Top of EXTRACTED ENTRIES

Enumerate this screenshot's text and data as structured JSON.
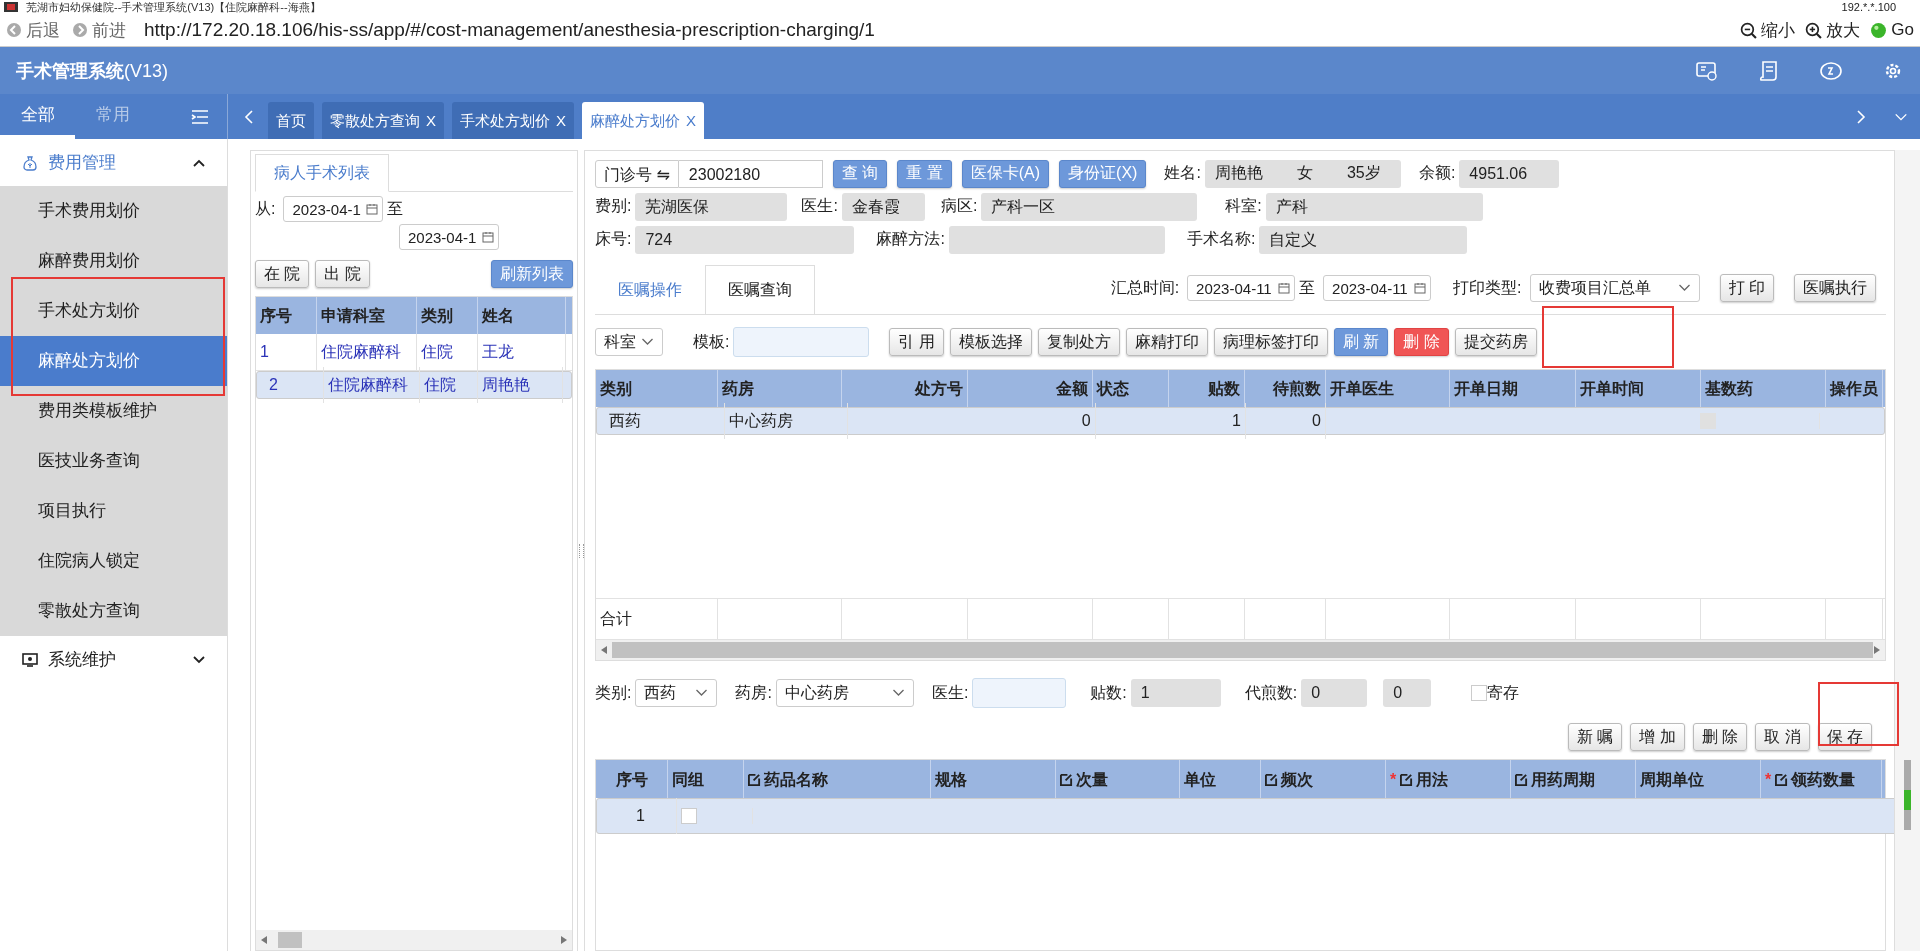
{
  "window": {
    "title": "芜湖市妇幼保健院--手术管理系统(V13)【住院麻醉科--海燕】",
    "host": "192.*.*.100"
  },
  "browser": {
    "back": "后退",
    "forward": "前进",
    "url": "http://172.20.18.106/his-ss/app/#/cost-management/anesthesia-prescription-charging/1",
    "zoom_out": "缩小",
    "zoom_in": "放大",
    "go": "Go"
  },
  "app": {
    "title": "手术管理系统",
    "version": "(V13)"
  },
  "sidebar": {
    "tabs": [
      {
        "label": "全部",
        "selected": true
      },
      {
        "label": "常用",
        "selected": false
      }
    ],
    "groups": [
      {
        "label": "费用管理",
        "expanded": true,
        "items": [
          {
            "label": "手术费用划价",
            "selected": false
          },
          {
            "label": "麻醉费用划价",
            "selected": false
          },
          {
            "label": "手术处方划价",
            "selected": false
          },
          {
            "label": "麻醉处方划价",
            "selected": true
          },
          {
            "label": "费用类模板维护",
            "selected": false
          },
          {
            "label": "医技业务查询",
            "selected": false
          },
          {
            "label": "项目执行",
            "selected": false
          },
          {
            "label": "住院病人锁定",
            "selected": false
          },
          {
            "label": "零散处方查询",
            "selected": false
          }
        ]
      },
      {
        "label": "系统维护",
        "expanded": false
      }
    ]
  },
  "tabs": [
    {
      "label": "首页",
      "selected": false
    },
    {
      "label": "零散处方查询",
      "close": "X",
      "selected": false
    },
    {
      "label": "手术处方划价",
      "close": "X",
      "selected": false
    },
    {
      "label": "麻醉处方划价",
      "close": "X",
      "selected": true
    }
  ],
  "patient_list": {
    "tab": "病人手术列表",
    "from_label": "从:",
    "from": "2023-04-1",
    "to_label": "至",
    "to": "2023-04-1",
    "buttons": [
      "在 院",
      "出 院"
    ],
    "refresh": "刷新列表",
    "columns": [
      "序号",
      "申请科室",
      "类别",
      "姓名"
    ],
    "rows": [
      {
        "cells": [
          "1",
          "住院麻醉科",
          "住院",
          "王龙"
        ],
        "selected": false
      },
      {
        "cells": [
          "2",
          "住院麻醉科",
          "住院",
          "周艳艳"
        ],
        "selected": true
      }
    ]
  },
  "patient": {
    "id_selector": "门诊号 ⇋",
    "id": "23002180",
    "buttons": [
      "查 询",
      "重 置",
      "医保卡(A)",
      "身份证(X)"
    ],
    "name_label": "姓名:",
    "name": "周艳艳",
    "sex": "女",
    "age": "35岁",
    "balance_label": "余额:",
    "balance": "4951.06",
    "fee_type": {
      "label": "费别:",
      "value": "芜湖医保"
    },
    "doctor": {
      "label": "医生:",
      "value": "金春霞"
    },
    "ward": {
      "label": "病区:",
      "value": "产科一区"
    },
    "department": {
      "label": "科室:",
      "value": "产科"
    },
    "bed": {
      "label": "床号:",
      "value": "724"
    },
    "anesthesia_method": {
      "label": "麻醉方法:"
    },
    "surgery_name": {
      "label": "手术名称:",
      "value": "自定义"
    }
  },
  "order_tabs": [
    {
      "label": "医嘱操作",
      "selected": true
    },
    {
      "label": "医嘱查询",
      "selected": false
    }
  ],
  "summary": {
    "label": "汇总时间:",
    "from": "2023-04-11",
    "to_label": "至",
    "to": "2023-04-11",
    "print_type_label": "打印类型:",
    "print_type": "收费项目汇总单",
    "buttons": [
      "打 印",
      "医嘱执行"
    ]
  },
  "toolbar": {
    "dept": "科室",
    "template_label": "模板:",
    "buttons": [
      {
        "label": "引 用",
        "kind": "default"
      },
      {
        "label": "模板选择",
        "kind": "default"
      },
      {
        "label": "复制处方",
        "kind": "default"
      },
      {
        "label": "麻精打印",
        "kind": "default"
      },
      {
        "label": "病理标签打印",
        "kind": "default"
      },
      {
        "label": "刷 新",
        "kind": "primary"
      },
      {
        "label": "删 除",
        "kind": "danger"
      },
      {
        "label": "提交药房",
        "kind": "default"
      }
    ]
  },
  "orders": {
    "columns": [
      "类别",
      "药房",
      "处方号",
      "金额",
      "状态",
      "贴数",
      "待煎数",
      "开单医生",
      "开单日期",
      "开单时间",
      "基数药",
      "操作员"
    ],
    "rows": [
      {
        "category": "西药",
        "pharmacy": "中心药房",
        "amount": "0",
        "doses": "1",
        "pending": "0",
        "base_drug": false,
        "selected": true
      }
    ],
    "footer": "合计"
  },
  "detail_form": {
    "category_label": "类别:",
    "category": "西药",
    "pharmacy_label": "药房:",
    "pharmacy": "中心药房",
    "doctor_label": "医生:",
    "doses_label": "贴数:",
    "doses": "1",
    "decoct_label": "代煎数:",
    "decoct": "0",
    "decoct_2": "0",
    "deposit_label": "寄存",
    "deposit": false,
    "buttons": [
      "新 嘱",
      "增 加",
      "删 除",
      "取 消",
      "保 存"
    ]
  },
  "details": {
    "columns": [
      {
        "label": "序号",
        "editable": false,
        "required": false
      },
      {
        "label": "同组",
        "editable": false,
        "required": false
      },
      {
        "label": "药品名称",
        "editable": true,
        "required": false
      },
      {
        "label": "规格",
        "editable": false,
        "required": false
      },
      {
        "label": "次量",
        "editable": true,
        "required": false
      },
      {
        "label": "单位",
        "editable": false,
        "required": false
      },
      {
        "label": "频次",
        "editable": true,
        "required": false
      },
      {
        "label": "用法",
        "editable": true,
        "required": true
      },
      {
        "label": "用药周期",
        "editable": true,
        "required": false
      },
      {
        "label": "周期单位",
        "editable": false,
        "required": false
      },
      {
        "label": "领药数量",
        "editable": true,
        "required": true
      }
    ],
    "required_mark": "*",
    "rows": [
      {
        "index": "1",
        "group": false,
        "selected": true
      }
    ]
  }
}
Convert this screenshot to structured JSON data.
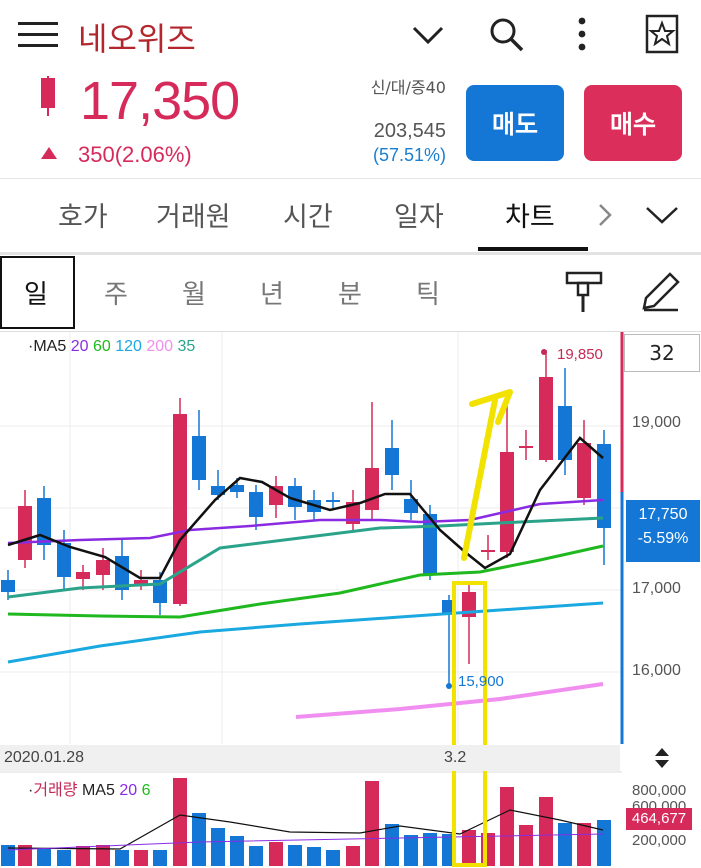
{
  "header": {
    "title": "네오위즈",
    "icons": [
      "menu-icon",
      "chevron-down-icon",
      "search-icon",
      "more-vert-icon",
      "star-bookmark-icon"
    ]
  },
  "quote": {
    "price": "17,350",
    "change": "350(2.06%)",
    "credit_info": "신/대/증40",
    "volume": "203,545",
    "turnover_ratio": "(57.51%)",
    "up_color": "#d62b5a",
    "down_color": "#1477d6"
  },
  "actions": {
    "sell": "매도",
    "buy": "매수"
  },
  "tabs": [
    "호가",
    "거래원",
    "시간",
    "일자",
    "차트"
  ],
  "active_tab": "차트",
  "periods": [
    "일",
    "주",
    "월",
    "년",
    "분",
    "틱"
  ],
  "active_period": "일",
  "chart": {
    "legend": {
      "prefix": "·MA5",
      "ma20": "20",
      "ma60": "60",
      "ma120": "120",
      "ma200": "200",
      "ma35": "35"
    },
    "count": "32",
    "y_labels": [
      "19,000",
      "17,000",
      "16,000"
    ],
    "high_label": "19,850",
    "low_label": "15,900",
    "current_price": "17,750",
    "current_pct": "-5.59%",
    "dates": {
      "start": "2020.01.28",
      "mid": "3.2"
    },
    "volume_legend": {
      "prefix": "·",
      "name": "거래량",
      "ma5": "MA5",
      "ma20": "20",
      "ma60": "6"
    },
    "volume_labels": [
      "800,000",
      "600,000",
      "200,000"
    ],
    "volume_current": "464,677"
  }
}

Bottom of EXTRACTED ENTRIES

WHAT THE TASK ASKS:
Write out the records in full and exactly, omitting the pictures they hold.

THE COMPLETED TASK:
Enumerate this screenshot's text and data as structured JSON.
{
  "window": {
    "title": "芜湖市妇幼保健院--手术管理系统(V13)【住院麻醉科--海燕】",
    "host": "192.*.*.100"
  },
  "browser": {
    "back": "后退",
    "forward": "前进",
    "url": "http://172.20.18.106/his-ss/app/#/cost-management/anesthesia-prescription-charging/1",
    "zoom_out": "缩小",
    "zoom_in": "放大",
    "go": "Go"
  },
  "app": {
    "title": "手术管理系统",
    "version": "(V13)"
  },
  "sidebar": {
    "tabs": [
      {
        "label": "全部",
        "selected": true
      },
      {
        "label": "常用",
        "selected": false
      }
    ],
    "groups": [
      {
        "label": "费用管理",
        "expanded": true,
        "items": [
          {
            "label": "手术费用划价",
            "selected": false
          },
          {
            "label": "麻醉费用划价",
            "selected": false
          },
          {
            "label": "手术处方划价",
            "selected": false
          },
          {
            "label": "麻醉处方划价",
            "selected": true
          },
          {
            "label": "费用类模板维护",
            "selected": false
          },
          {
            "label": "医技业务查询",
            "selected": false
          },
          {
            "label": "项目执行",
            "selected": false
          },
          {
            "label": "住院病人锁定",
            "selected": false
          },
          {
            "label": "零散处方查询",
            "selected": false
          }
        ]
      },
      {
        "label": "系统维护",
        "expanded": false
      }
    ]
  },
  "tabs": [
    {
      "label": "首页",
      "selected": false
    },
    {
      "label": "零散处方查询",
      "close": "X",
      "selected": false
    },
    {
      "label": "手术处方划价",
      "close": "X",
      "selected": false
    },
    {
      "label": "麻醉处方划价",
      "close": "X",
      "selected": true
    }
  ],
  "patient_list": {
    "tab": "病人手术列表",
    "from_label": "从:",
    "from": "2023-04-1",
    "to_label": "至",
    "to": "2023-04-1",
    "buttons": [
      "在 院",
      "出 院"
    ],
    "refresh": "刷新列表",
    "columns": [
      "序号",
      "申请科室",
      "类别",
      "姓名"
    ],
    "rows": [
      {
        "cells": [
          "1",
          "住院麻醉科",
          "住院",
          "王龙"
        ],
        "selected": false
      },
      {
        "cells": [
          "2",
          "住院麻醉科",
          "住院",
          "周艳艳"
        ],
        "selected": true
      }
    ]
  },
  "patient": {
    "id_selector": "门诊号 ⇋",
    "id": "23002180",
    "buttons": [
      "查 询",
      "重 置",
      "医保卡(A)",
      "身份证(X)"
    ],
    "name_label": "姓名:",
    "name": "周艳艳",
    "sex": "女",
    "age": "35岁",
    "balance_label": "余额:",
    "balance": "4951.06",
    "fee_type": {
      "label": "费别:",
      "value": "芜湖医保"
    },
    "doctor": {
      "label": "医生:",
      "value": "金春霞"
    },
    "ward": {
      "label": "病区:",
      "value": "产科一区"
    },
    "department": {
      "label": "科室:",
      "value": "产科"
    },
    "bed": {
      "label": "床号:",
      "value": "724"
    },
    "anesthesia_method": {
      "label": "麻醉方法:"
    },
    "surgery_name": {
      "label": "手术名称:",
      "value": "自定义"
    }
  },
  "order_tabs": [
    {
      "label": "医嘱操作",
      "selected": true
    },
    {
      "label": "医嘱查询",
      "selected": false
    }
  ],
  "summary": {
    "label": "汇总时间:",
    "from": "2023-04-11",
    "to_label": "至",
    "to": "2023-04-11",
    "print_type_label": "打印类型:",
    "print_type": "收费项目汇总单",
    "buttons": [
      "打 印",
      "医嘱执行"
    ]
  },
  "toolbar": {
    "dept": "科室",
    "template_label": "模板:",
    "buttons": [
      {
        "label": "引 用",
        "kind": "default"
      },
      {
        "label": "模板选择",
        "kind": "default"
      },
      {
        "label": "复制处方",
        "kind": "default"
      },
      {
        "label": "麻精打印",
        "kind": "default"
      },
      {
        "label": "病理标签打印",
        "kind": "default"
      },
      {
        "label": "刷 新",
        "kind": "primary"
      },
      {
        "label": "删 除",
        "kind": "danger"
      },
      {
        "label": "提交药房",
        "kind": "default"
      }
    ]
  },
  "orders": {
    "columns": [
      "类别",
      "药房",
      "处方号",
      "金额",
      "状态",
      "贴数",
      "待煎数",
      "开单医生",
      "开单日期",
      "开单时间",
      "基数药",
      "操作员"
    ],
    "rows": [
      {
        "category": "西药",
        "pharmacy": "中心药房",
        "amount": "0",
        "doses": "1",
        "pending": "0",
        "base_drug": false,
        "selected": true
      }
    ],
    "footer": "合计"
  },
  "detail_form": {
    "category_label": "类别:",
    "category": "西药",
    "pharmacy_label": "药房:",
    "pharmacy": "中心药房",
    "doctor_label": "医生:",
    "doses_label": "贴数:",
    "doses": "1",
    "decoct_label": "代煎数:",
    "decoct": "0",
    "decoct_2": "0",
    "deposit_label": "寄存",
    "deposit": false,
    "buttons": [
      "新 嘱",
      "增 加",
      "删 除",
      "取 消",
      "保 存"
    ]
  },
  "details": {
    "columns": [
      {
        "label": "序号",
        "editable": false,
        "required": false
      },
      {
        "label": "同组",
        "editable": false,
        "required": false
      },
      {
        "label": "药品名称",
        "editable": true,
        "required": false
      },
      {
        "label": "规格",
        "editable": false,
        "required": false
      },
      {
        "label": "次量",
        "editable": true,
        "required": false
      },
      {
        "label": "单位",
        "editable": false,
        "required": false
      },
      {
        "label": "频次",
        "editable": true,
        "required": false
      },
      {
        "label": "用法",
        "editable": true,
        "required": true
      },
      {
        "label": "用药周期",
        "editable": true,
        "required": false
      },
      {
        "label": "周期单位",
        "editable": false,
        "required": false
      },
      {
        "label": "领药数量",
        "editable": true,
        "required": true
      }
    ],
    "required_mark": "*",
    "rows": [
      {
        "index": "1",
        "group": false,
        "selected": true
      }
    ]
  }
}
Convert this screenshot to structured JSON data.
{
  "header": {
    "title": "네오위즈",
    "icons": [
      "menu-icon",
      "chevron-down-icon",
      "search-icon",
      "more-vert-icon",
      "star-bookmark-icon"
    ]
  },
  "quote": {
    "price": "17,350",
    "change": "350(2.06%)",
    "credit_info": "신/대/증40",
    "volume": "203,545",
    "turnover_ratio": "(57.51%)",
    "up_color": "#d62b5a",
    "down_color": "#1477d6"
  },
  "actions": {
    "sell": "매도",
    "buy": "매수"
  },
  "tabs": [
    "호가",
    "거래원",
    "시간",
    "일자",
    "차트"
  ],
  "active_tab": "차트",
  "periods": [
    "일",
    "주",
    "월",
    "년",
    "분",
    "틱"
  ],
  "active_period": "일",
  "chart": {
    "legend": {
      "prefix": "·MA5",
      "ma20": "20",
      "ma60": "60",
      "ma120": "120",
      "ma200": "200",
      "ma35": "35"
    },
    "count": "32",
    "y_labels": [
      "19,000",
      "17,000",
      "16,000"
    ],
    "high_label": "19,850",
    "low_label": "15,900",
    "current_price": "17,750",
    "current_pct": "-5.59%",
    "dates": {
      "start": "2020.01.28",
      "mid": "3.2"
    },
    "volume_legend": {
      "prefix": "·",
      "name": "거래량",
      "ma5": "MA5",
      "ma20": "20",
      "ma60": "6"
    },
    "volume_labels": [
      "800,000",
      "600,000",
      "200,000"
    ],
    "volume_current": "464,677"
  }
}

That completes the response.